■ Requirement ■
Would you print out all of the data exactly and keep the pictures out of it?

■ Data to process ■
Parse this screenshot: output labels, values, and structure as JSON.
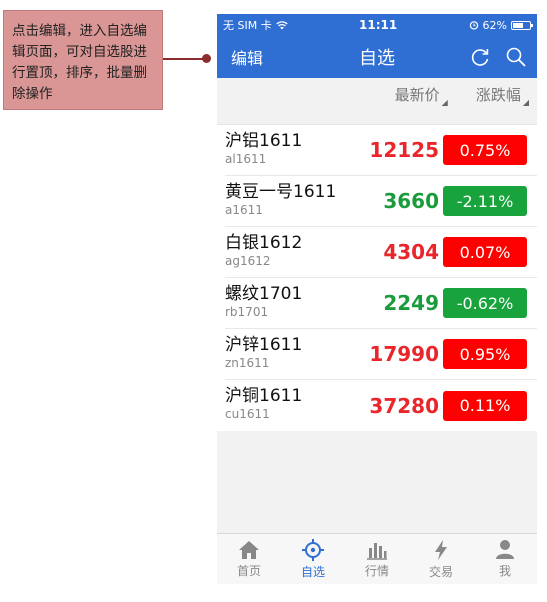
{
  "callout": {
    "text": "点击编辑，进入自选编辑页面，可对自选股进行置顶，排序，批量删除操作"
  },
  "status_bar": {
    "carrier": "无 SIM 卡",
    "time": "11:11",
    "battery": "62%",
    "battery_level": 0.62
  },
  "nav": {
    "edit_label": "编辑",
    "title": "自选",
    "refresh_icon": "refresh-icon",
    "search_icon": "search-icon"
  },
  "columns": {
    "latest_price": "最新价",
    "change_pct": "涨跌幅"
  },
  "colors": {
    "brand": "#2f6fd3",
    "up": "#e8262b",
    "down": "#1a9c3c",
    "up_badge": "#ff0000",
    "down_badge": "#18a33c"
  },
  "rows": [
    {
      "name": "沪铝1611",
      "code": "al1611",
      "price": "12125",
      "change": "0.75%",
      "direction": "up"
    },
    {
      "name": "黄豆一号1611",
      "code": "a1611",
      "price": "3660",
      "change": "-2.11%",
      "direction": "down"
    },
    {
      "name": "白银1612",
      "code": "ag1612",
      "price": "4304",
      "change": "0.07%",
      "direction": "up"
    },
    {
      "name": "螺纹1701",
      "code": "rb1701",
      "price": "2249",
      "change": "-0.62%",
      "direction": "down"
    },
    {
      "name": "沪锌1611",
      "code": "zn1611",
      "price": "17990",
      "change": "0.95%",
      "direction": "up"
    },
    {
      "name": "沪铜1611",
      "code": "cu1611",
      "price": "37280",
      "change": "0.11%",
      "direction": "up"
    }
  ],
  "tabs": [
    {
      "label": "首页",
      "icon": "home-icon",
      "active": false
    },
    {
      "label": "自选",
      "icon": "crosshair-icon",
      "active": true
    },
    {
      "label": "行情",
      "icon": "bar-chart-icon",
      "active": false
    },
    {
      "label": "交易",
      "icon": "lightning-icon",
      "active": false
    },
    {
      "label": "我",
      "icon": "person-icon",
      "active": false
    }
  ]
}
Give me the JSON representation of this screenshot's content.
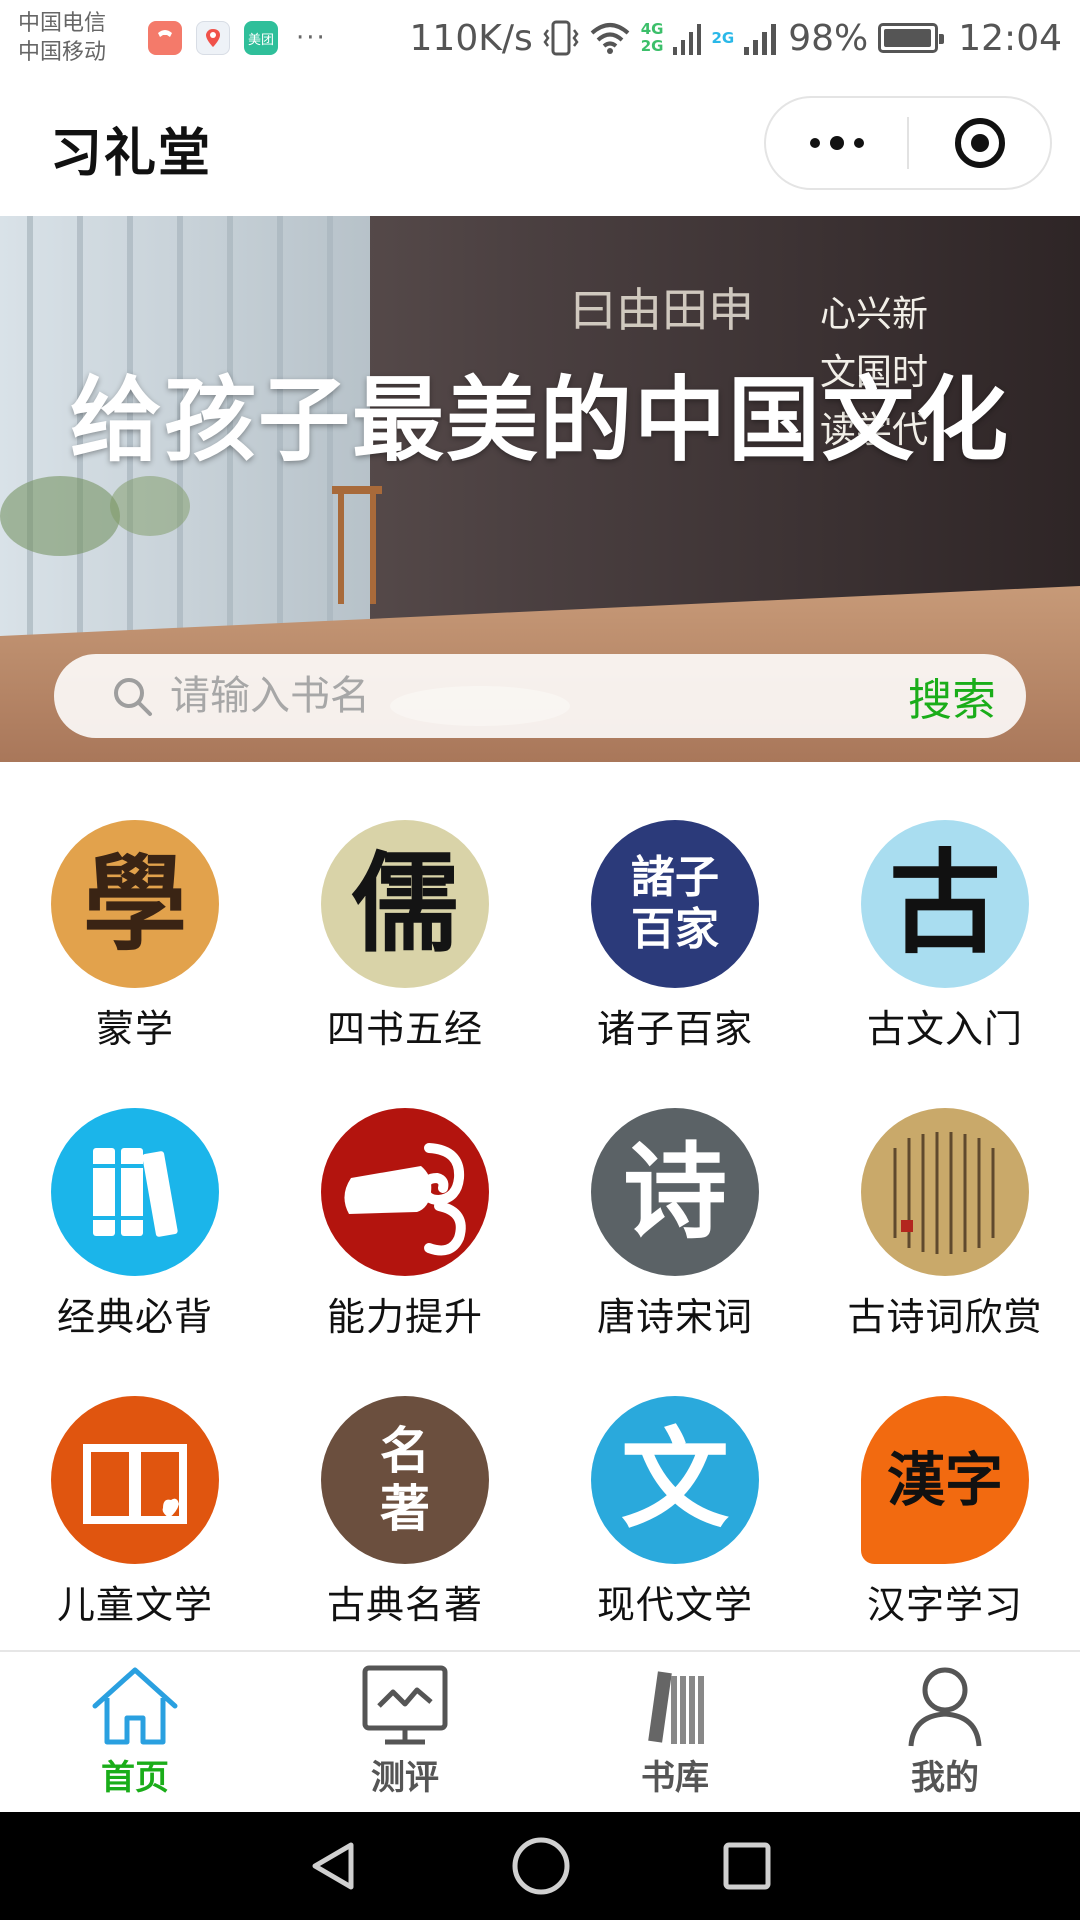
{
  "status_bar": {
    "carrier_1": "中国电信",
    "carrier_2": "中国移动",
    "notification_apps": [
      "phone-call-app-icon",
      "map-location-app-icon",
      "meituan-app-icon"
    ],
    "notification_app_meituan_label": "美团",
    "overflow": "···",
    "net_speed": "110K/s",
    "net_type_top": "4G",
    "net_type_bottom": "2G",
    "net_type_2": "2G",
    "battery_percent": "98%",
    "battery_level": 0.98,
    "time": "12:04"
  },
  "title_bar": {
    "title": "习礼堂"
  },
  "banner": {
    "slogan": "给孩子最美的中国文化",
    "wall_chars_left": "曰由田申",
    "wall_chars_right": [
      "心兴新",
      "文国时",
      "读学代"
    ]
  },
  "search": {
    "placeholder": "请输入书名",
    "value": "",
    "button_label": "搜索"
  },
  "categories": [
    {
      "label": "蒙学",
      "icon_glyph": "學",
      "color": "#e2a24c"
    },
    {
      "label": "四书五经",
      "icon_glyph": "儒",
      "color": "#d9d3a8"
    },
    {
      "label": "诸子百家",
      "icon_glyph": "諸子百家",
      "color": "#2b3a7a"
    },
    {
      "label": "古文入门",
      "icon_glyph": "古",
      "color": "#a9ddf0"
    },
    {
      "label": "经典必背",
      "icon_glyph": "",
      "color": "#1bb5ea"
    },
    {
      "label": "能力提升",
      "icon_glyph": "",
      "color": "#b3140e"
    },
    {
      "label": "唐诗宋词",
      "icon_glyph": "诗",
      "color": "#5b6266"
    },
    {
      "label": "古诗词欣赏",
      "icon_glyph": "",
      "color": "#c9a96a"
    },
    {
      "label": "儿童文学",
      "icon_glyph": "",
      "color": "#e0550f"
    },
    {
      "label": "古典名著",
      "icon_glyph": "名著",
      "color": "#6b4f3e"
    },
    {
      "label": "现代文学",
      "icon_glyph": "文",
      "color": "#2aa9dc"
    },
    {
      "label": "汉字学习",
      "icon_glyph": "漢字",
      "color": "#f26a10"
    }
  ],
  "tabs": [
    {
      "label": "首页",
      "active": true
    },
    {
      "label": "测评",
      "active": false
    },
    {
      "label": "书库",
      "active": false
    },
    {
      "label": "我的",
      "active": false
    }
  ],
  "colors": {
    "accent_green": "#1aad19",
    "tab_inactive": "#555555",
    "home_icon_blue": "#2aa0e0"
  }
}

■ Response to the exercise ■
Parse this screenshot: output labels, values, and structure as JSON.
{
  "callout": {
    "text": "点击编辑，进入自选编辑页面，可对自选股进行置顶，排序，批量删除操作"
  },
  "status_bar": {
    "carrier": "无 SIM 卡",
    "time": "11:11",
    "battery": "62%",
    "battery_level": 0.62
  },
  "nav": {
    "edit_label": "编辑",
    "title": "自选",
    "refresh_icon": "refresh-icon",
    "search_icon": "search-icon"
  },
  "columns": {
    "latest_price": "最新价",
    "change_pct": "涨跌幅"
  },
  "colors": {
    "brand": "#2f6fd3",
    "up": "#e8262b",
    "down": "#1a9c3c",
    "up_badge": "#ff0000",
    "down_badge": "#18a33c"
  },
  "rows": [
    {
      "name": "沪铝1611",
      "code": "al1611",
      "price": "12125",
      "change": "0.75%",
      "direction": "up"
    },
    {
      "name": "黄豆一号1611",
      "code": "a1611",
      "price": "3660",
      "change": "-2.11%",
      "direction": "down"
    },
    {
      "name": "白银1612",
      "code": "ag1612",
      "price": "4304",
      "change": "0.07%",
      "direction": "up"
    },
    {
      "name": "螺纹1701",
      "code": "rb1701",
      "price": "2249",
      "change": "-0.62%",
      "direction": "down"
    },
    {
      "name": "沪锌1611",
      "code": "zn1611",
      "price": "17990",
      "change": "0.95%",
      "direction": "up"
    },
    {
      "name": "沪铜1611",
      "code": "cu1611",
      "price": "37280",
      "change": "0.11%",
      "direction": "up"
    }
  ],
  "tabs": [
    {
      "label": "首页",
      "icon": "home-icon",
      "active": false
    },
    {
      "label": "自选",
      "icon": "crosshair-icon",
      "active": true
    },
    {
      "label": "行情",
      "icon": "bar-chart-icon",
      "active": false
    },
    {
      "label": "交易",
      "icon": "lightning-icon",
      "active": false
    },
    {
      "label": "我",
      "icon": "person-icon",
      "active": false
    }
  ]
}
Give me the JSON representation of this screenshot's content.
{
  "status_bar": {
    "carrier_1": "中国电信",
    "carrier_2": "中国移动",
    "notification_apps": [
      "phone-call-app-icon",
      "map-location-app-icon",
      "meituan-app-icon"
    ],
    "notification_app_meituan_label": "美团",
    "overflow": "···",
    "net_speed": "110K/s",
    "net_type_top": "4G",
    "net_type_bottom": "2G",
    "net_type_2": "2G",
    "battery_percent": "98%",
    "battery_level": 0.98,
    "time": "12:04"
  },
  "title_bar": {
    "title": "习礼堂"
  },
  "banner": {
    "slogan": "给孩子最美的中国文化",
    "wall_chars_left": "曰由田申",
    "wall_chars_right": [
      "心兴新",
      "文国时",
      "读学代"
    ]
  },
  "search": {
    "placeholder": "请输入书名",
    "value": "",
    "button_label": "搜索"
  },
  "categories": [
    {
      "label": "蒙学",
      "icon_glyph": "學",
      "color": "#e2a24c"
    },
    {
      "label": "四书五经",
      "icon_glyph": "儒",
      "color": "#d9d3a8"
    },
    {
      "label": "诸子百家",
      "icon_glyph": "諸子百家",
      "color": "#2b3a7a"
    },
    {
      "label": "古文入门",
      "icon_glyph": "古",
      "color": "#a9ddf0"
    },
    {
      "label": "经典必背",
      "icon_glyph": "",
      "color": "#1bb5ea"
    },
    {
      "label": "能力提升",
      "icon_glyph": "",
      "color": "#b3140e"
    },
    {
      "label": "唐诗宋词",
      "icon_glyph": "诗",
      "color": "#5b6266"
    },
    {
      "label": "古诗词欣赏",
      "icon_glyph": "",
      "color": "#c9a96a"
    },
    {
      "label": "儿童文学",
      "icon_glyph": "",
      "color": "#e0550f"
    },
    {
      "label": "古典名著",
      "icon_glyph": "名著",
      "color": "#6b4f3e"
    },
    {
      "label": "现代文学",
      "icon_glyph": "文",
      "color": "#2aa9dc"
    },
    {
      "label": "汉字学习",
      "icon_glyph": "漢字",
      "color": "#f26a10"
    }
  ],
  "tabs": [
    {
      "label": "首页",
      "active": true
    },
    {
      "label": "测评",
      "active": false
    },
    {
      "label": "书库",
      "active": false
    },
    {
      "label": "我的",
      "active": false
    }
  ],
  "colors": {
    "accent_green": "#1aad19",
    "tab_inactive": "#555555",
    "home_icon_blue": "#2aa0e0"
  }
}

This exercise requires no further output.